Mr O'Brien was due to visit the UK, Italy and Germany this week but returned to Washington four days early, a spokesman for the US National Security Council confirmed to The National.

“Ambassador O’Brien is returning to address the hacking incident,” said John Ullyot, the deputy assistant to the president.

The council already held two high-level meetings on the cyber breach on Saturday and Monday, and Mr O'Brien will be convening another meeting tonight and tomorrow.

The return of the senior US official was another indication of the seriousness of the hack that hit at least six US agencies. The attack is suspected to have been carried out by the Russian government.

The departments of state, defence, homeland security, justice, treasury and commerce are investigating the degree of the breach that may have happened over several months. Nearly 18,000 private and government users downloaded the tainted software update, according to The New York Times.

The huge operation was carried out after the hackers infiltrated and installed malware in a software product from SolarWinds, which supplies hundreds of government agencies and top companies.

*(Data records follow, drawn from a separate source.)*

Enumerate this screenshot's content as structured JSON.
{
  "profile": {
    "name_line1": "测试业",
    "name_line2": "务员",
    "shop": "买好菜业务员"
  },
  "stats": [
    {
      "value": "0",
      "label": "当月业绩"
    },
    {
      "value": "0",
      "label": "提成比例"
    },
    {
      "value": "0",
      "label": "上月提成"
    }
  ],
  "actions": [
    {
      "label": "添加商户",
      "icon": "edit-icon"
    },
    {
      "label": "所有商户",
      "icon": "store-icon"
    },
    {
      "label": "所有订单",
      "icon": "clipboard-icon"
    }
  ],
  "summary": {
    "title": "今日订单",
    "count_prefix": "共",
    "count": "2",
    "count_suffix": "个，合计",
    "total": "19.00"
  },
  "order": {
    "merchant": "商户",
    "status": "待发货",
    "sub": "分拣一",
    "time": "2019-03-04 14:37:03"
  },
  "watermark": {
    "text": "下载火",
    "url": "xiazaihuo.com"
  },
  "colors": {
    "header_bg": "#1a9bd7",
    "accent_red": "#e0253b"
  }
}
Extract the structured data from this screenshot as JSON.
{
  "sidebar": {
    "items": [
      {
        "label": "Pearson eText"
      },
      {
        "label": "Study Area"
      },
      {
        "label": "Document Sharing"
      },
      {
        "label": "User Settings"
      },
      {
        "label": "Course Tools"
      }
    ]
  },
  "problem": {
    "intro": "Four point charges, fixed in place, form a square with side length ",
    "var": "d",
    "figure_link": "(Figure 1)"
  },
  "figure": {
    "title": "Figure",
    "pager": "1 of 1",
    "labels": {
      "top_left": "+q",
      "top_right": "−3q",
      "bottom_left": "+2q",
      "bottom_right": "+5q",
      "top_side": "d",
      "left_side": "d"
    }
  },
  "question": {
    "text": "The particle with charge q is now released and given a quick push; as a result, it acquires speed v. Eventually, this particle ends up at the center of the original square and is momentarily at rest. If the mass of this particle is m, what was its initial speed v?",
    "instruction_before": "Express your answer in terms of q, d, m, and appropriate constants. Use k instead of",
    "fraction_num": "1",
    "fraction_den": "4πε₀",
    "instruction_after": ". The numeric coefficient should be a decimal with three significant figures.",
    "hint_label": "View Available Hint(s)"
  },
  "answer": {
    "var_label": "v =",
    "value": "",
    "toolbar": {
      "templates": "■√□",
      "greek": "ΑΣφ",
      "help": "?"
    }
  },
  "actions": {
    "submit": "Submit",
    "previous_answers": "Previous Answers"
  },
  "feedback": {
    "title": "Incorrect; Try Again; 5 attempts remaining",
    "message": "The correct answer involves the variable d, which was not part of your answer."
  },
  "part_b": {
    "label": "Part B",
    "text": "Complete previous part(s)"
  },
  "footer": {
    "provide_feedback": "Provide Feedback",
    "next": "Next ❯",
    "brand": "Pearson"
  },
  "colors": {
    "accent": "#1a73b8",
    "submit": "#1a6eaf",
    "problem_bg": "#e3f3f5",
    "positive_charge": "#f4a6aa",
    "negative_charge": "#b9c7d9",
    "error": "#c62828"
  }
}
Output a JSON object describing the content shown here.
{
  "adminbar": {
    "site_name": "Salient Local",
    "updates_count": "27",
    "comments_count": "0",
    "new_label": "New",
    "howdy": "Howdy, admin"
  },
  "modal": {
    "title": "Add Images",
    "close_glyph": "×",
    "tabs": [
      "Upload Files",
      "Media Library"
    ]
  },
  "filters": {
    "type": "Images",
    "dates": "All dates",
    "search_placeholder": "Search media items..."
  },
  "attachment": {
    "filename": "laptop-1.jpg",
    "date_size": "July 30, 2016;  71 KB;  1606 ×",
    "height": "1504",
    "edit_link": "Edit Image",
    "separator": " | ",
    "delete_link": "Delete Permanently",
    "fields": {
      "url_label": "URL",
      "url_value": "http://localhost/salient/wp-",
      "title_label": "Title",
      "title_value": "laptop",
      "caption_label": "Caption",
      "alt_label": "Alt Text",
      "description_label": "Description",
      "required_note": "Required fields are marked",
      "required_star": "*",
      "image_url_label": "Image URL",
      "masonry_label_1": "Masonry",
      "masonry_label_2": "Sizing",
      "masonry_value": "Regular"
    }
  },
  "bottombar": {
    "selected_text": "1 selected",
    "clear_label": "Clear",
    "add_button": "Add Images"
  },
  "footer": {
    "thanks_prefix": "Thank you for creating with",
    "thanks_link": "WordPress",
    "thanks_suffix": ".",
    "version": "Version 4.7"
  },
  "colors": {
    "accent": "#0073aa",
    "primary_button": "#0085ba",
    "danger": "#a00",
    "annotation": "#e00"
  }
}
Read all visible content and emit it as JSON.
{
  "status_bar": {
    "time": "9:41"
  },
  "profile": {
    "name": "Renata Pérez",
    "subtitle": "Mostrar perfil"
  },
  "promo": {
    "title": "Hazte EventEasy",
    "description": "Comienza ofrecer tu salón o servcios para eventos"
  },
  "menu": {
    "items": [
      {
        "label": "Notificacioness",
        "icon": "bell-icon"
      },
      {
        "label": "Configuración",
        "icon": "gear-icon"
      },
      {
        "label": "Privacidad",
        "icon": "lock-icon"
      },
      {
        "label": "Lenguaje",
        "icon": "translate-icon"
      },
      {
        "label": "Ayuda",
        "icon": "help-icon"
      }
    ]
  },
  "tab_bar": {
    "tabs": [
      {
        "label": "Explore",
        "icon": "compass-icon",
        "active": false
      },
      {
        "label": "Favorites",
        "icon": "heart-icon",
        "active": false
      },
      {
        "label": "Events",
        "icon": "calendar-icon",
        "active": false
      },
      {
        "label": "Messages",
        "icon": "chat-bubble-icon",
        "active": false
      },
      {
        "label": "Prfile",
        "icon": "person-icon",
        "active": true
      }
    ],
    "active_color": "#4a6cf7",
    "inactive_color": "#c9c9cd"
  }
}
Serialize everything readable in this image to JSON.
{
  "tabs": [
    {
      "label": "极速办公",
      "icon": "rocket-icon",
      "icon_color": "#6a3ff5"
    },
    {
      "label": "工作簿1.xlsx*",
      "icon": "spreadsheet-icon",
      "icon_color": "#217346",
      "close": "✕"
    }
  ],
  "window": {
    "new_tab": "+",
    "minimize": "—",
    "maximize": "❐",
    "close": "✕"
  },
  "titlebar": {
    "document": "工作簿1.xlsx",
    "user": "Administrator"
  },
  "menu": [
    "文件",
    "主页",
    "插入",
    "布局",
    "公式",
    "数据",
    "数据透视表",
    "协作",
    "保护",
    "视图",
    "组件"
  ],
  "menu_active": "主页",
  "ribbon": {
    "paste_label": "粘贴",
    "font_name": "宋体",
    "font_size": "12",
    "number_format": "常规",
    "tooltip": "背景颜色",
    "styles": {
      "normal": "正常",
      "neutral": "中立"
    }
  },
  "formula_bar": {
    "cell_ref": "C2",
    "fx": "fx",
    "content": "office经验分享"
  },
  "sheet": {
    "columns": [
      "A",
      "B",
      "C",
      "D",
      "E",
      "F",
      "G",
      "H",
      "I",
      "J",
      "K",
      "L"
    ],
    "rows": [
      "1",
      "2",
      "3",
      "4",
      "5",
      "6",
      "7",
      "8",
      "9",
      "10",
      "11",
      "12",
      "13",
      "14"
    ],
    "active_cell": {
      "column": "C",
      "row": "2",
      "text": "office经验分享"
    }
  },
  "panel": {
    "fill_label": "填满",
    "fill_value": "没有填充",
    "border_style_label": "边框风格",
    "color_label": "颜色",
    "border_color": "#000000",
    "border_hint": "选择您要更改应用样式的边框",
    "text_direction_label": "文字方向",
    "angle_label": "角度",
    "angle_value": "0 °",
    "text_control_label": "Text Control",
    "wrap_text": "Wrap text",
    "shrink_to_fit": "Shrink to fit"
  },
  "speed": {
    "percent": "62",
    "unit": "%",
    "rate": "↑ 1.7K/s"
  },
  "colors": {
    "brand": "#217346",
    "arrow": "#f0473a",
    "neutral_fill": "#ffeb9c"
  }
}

By compromising its platform, the hackers were able to gain access to government agencies and possibly secret material that SolarWinds was supposed to protect, Reuters reported on Sunday.

The company sent an advisory to its clients informing them of an attack. “We have been advised that this incident was likely the result of a highly sophisticated, targeted and manual supply chain attack by an outside nation-state," the Texas-based company said. It then launched an upgrade to the software containing the malicious code.

Russia denied responsibility for the attack but US officials and cyber experts say the high level of sophistication of the operation and the agencies affected point to Russian intelligence. US officials said the Russian hacking group Cozy Bear, associated with the Russian foreign intelligence service, was behind the attack.

Government agencies are still investigating the degree of the damage to determine a response.

The Department of Homeland Security’s Cybersecurity and Infrastructure Security Agency was also attacked. It issued a rare directive on Sunday instructing all federal agencies to disconnect affected devices.

Teri Radichel, CEO of 2nd Sight Lab, saw in the attack further evidence on the lethality of the NotPetya malware that Russia has employed in the past.

"This attack has many factors, but one thing companies really need to look at closely is the security of their deployment systems," Ms Radichel told The National. "The NotPetya malware used the same vector and caused a massive amount of damage."

Implementing secure architecture is needed to limit the damage that malware can cause when it gets into systems such as Solarwinds, explained Ms Radichel, also the author of Cybersecurity for Executives in the Age of the Cloud.

“Networks should be designed to spot the C2 [command and control] traffic and any internal network scans as quickly as possible, as well as use defence in depth and avoid reliance on only one monitoring system for critical data,” the expert added.

In October, the US Department of Justice charged six Russian military officers and accused them of carrying out some of the world’s largest cyberattacks over the last decade using the malware NotPetya.

The US government was made aware of the attack only after the private cybersecurity company FireEye detected the infiltration. On Tuesday, Microsoft announced it would quarantine and isolate versions of the SolarWinds Orion app that contain the malware. It also recommended that companies with Orion apps do the same.